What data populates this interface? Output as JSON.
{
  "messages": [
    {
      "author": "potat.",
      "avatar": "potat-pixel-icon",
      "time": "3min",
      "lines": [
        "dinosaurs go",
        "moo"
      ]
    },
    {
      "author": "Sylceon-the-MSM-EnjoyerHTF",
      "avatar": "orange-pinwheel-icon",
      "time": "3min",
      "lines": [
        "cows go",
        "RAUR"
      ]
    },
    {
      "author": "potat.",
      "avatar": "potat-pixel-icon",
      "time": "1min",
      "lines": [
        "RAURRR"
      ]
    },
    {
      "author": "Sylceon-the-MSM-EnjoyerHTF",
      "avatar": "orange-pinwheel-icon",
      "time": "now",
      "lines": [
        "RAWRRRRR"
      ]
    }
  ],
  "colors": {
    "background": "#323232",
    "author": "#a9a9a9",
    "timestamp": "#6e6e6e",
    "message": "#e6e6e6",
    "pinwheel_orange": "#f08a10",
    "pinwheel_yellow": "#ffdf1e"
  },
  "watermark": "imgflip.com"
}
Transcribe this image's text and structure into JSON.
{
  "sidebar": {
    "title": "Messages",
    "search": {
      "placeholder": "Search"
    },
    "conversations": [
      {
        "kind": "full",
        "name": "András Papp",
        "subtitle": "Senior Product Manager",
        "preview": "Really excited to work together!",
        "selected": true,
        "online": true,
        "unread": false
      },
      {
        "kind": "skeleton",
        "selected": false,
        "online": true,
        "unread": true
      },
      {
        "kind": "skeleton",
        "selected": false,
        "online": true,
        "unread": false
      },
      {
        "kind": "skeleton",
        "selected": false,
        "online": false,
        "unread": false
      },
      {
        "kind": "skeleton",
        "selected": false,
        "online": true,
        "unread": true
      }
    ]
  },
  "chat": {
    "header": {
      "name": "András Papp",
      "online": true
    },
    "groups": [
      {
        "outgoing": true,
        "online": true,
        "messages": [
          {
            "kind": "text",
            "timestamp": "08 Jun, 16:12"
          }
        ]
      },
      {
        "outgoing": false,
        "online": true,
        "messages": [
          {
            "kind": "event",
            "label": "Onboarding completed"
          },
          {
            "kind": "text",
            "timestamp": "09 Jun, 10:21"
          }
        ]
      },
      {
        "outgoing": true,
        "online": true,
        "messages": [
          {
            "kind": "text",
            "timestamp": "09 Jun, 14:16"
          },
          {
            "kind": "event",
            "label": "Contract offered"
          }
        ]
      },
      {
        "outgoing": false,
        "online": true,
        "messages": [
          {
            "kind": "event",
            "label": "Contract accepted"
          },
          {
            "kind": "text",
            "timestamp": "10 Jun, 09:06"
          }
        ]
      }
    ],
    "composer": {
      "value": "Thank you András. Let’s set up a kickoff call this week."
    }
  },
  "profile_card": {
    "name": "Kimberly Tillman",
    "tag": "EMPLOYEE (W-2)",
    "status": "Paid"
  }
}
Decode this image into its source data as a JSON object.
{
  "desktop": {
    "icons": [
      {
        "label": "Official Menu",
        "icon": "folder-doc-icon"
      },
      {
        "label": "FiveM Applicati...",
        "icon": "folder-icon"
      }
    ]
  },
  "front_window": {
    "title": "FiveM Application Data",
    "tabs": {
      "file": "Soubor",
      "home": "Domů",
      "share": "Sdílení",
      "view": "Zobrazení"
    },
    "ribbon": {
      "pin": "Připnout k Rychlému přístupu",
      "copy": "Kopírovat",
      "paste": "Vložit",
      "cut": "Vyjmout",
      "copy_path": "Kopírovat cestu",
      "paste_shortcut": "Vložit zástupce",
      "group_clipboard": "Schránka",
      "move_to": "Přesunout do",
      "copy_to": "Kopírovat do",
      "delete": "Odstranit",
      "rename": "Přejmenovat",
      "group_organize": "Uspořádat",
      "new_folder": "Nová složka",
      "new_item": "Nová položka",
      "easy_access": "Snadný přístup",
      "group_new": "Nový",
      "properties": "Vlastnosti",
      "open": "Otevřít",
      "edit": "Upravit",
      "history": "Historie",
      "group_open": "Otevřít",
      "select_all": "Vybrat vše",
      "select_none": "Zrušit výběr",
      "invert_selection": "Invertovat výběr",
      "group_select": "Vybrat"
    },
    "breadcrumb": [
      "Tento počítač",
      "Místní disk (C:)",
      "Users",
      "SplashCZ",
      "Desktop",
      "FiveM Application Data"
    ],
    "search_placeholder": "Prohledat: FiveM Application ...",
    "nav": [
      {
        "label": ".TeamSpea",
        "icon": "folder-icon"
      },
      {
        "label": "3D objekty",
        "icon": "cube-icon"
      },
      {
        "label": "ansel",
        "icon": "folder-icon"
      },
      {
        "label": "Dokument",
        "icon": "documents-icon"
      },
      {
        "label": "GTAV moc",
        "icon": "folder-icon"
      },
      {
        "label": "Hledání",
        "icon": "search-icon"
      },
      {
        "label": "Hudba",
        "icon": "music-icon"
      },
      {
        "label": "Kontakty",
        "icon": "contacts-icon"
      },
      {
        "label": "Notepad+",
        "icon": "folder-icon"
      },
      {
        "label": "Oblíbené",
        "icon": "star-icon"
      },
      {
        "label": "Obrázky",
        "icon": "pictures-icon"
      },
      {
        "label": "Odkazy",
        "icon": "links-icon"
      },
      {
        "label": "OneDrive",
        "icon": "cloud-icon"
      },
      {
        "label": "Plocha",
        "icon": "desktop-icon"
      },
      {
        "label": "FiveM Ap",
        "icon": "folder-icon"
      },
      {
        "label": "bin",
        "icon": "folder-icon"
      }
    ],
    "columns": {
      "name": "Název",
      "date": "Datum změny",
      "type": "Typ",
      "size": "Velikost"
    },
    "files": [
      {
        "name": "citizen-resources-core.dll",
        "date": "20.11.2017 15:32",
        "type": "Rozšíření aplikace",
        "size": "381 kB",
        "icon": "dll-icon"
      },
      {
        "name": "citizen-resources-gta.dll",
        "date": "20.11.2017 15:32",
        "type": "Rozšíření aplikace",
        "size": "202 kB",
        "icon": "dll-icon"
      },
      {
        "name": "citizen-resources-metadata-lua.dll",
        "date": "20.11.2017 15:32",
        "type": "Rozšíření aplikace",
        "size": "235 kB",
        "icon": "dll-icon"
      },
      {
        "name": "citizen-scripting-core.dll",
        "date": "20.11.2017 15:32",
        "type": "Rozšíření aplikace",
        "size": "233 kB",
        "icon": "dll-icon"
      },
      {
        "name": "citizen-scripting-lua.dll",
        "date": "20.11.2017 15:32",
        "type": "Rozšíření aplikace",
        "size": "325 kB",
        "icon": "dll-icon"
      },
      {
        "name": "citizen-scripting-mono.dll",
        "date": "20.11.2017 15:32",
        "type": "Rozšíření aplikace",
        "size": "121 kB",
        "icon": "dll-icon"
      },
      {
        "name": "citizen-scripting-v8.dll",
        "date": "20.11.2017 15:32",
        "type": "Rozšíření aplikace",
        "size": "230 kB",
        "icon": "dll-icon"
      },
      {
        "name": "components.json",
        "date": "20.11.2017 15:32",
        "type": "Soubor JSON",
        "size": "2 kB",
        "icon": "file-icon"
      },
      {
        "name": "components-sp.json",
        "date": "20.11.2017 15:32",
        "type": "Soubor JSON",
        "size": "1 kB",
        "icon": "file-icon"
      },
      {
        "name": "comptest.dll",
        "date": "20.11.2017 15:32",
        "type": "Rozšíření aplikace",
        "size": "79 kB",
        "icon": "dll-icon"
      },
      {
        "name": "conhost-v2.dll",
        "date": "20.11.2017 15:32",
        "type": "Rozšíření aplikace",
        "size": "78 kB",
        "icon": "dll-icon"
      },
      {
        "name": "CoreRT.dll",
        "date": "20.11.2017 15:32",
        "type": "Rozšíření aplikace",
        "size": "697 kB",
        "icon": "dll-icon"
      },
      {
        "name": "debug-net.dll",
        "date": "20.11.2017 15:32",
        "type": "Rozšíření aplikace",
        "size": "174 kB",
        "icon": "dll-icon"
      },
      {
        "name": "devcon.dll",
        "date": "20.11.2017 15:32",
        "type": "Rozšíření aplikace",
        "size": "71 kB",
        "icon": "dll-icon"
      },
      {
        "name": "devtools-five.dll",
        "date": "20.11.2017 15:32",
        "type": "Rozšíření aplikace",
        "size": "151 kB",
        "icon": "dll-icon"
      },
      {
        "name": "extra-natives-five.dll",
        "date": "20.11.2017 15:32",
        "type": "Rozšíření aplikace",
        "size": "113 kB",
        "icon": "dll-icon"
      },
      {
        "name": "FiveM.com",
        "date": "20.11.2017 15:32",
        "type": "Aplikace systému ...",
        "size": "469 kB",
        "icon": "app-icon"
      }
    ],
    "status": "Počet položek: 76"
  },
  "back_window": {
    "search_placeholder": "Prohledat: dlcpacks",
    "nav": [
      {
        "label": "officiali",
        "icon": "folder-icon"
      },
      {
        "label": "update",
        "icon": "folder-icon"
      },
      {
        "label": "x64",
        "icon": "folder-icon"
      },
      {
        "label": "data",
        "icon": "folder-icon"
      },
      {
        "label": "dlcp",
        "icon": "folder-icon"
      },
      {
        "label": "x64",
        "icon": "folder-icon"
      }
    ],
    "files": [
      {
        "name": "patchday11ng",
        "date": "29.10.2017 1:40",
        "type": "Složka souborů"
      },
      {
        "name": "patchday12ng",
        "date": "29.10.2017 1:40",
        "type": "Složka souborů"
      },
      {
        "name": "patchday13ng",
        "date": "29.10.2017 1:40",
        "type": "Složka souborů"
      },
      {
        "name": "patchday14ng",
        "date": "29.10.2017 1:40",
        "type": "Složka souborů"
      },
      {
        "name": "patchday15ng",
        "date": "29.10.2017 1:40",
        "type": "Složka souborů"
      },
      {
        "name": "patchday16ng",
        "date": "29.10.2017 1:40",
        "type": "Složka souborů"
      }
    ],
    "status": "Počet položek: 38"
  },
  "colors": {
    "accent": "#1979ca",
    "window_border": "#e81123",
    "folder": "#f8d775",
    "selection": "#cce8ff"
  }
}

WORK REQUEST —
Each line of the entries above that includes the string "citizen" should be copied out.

OUTPUT OF THE EXERCISE —
        "name": "citizen-resources-core.dll",
        "name": "citizen-resources-gta.dll",
        "name": "citizen-resources-metadata-lua.dll",
        "name": "citizen-scripting-core.dll",
        "name": "citizen-scripting-lua.dll",
        "name": "citizen-scripting-mono.dll",
        "name": "citizen-scripting-v8.dll",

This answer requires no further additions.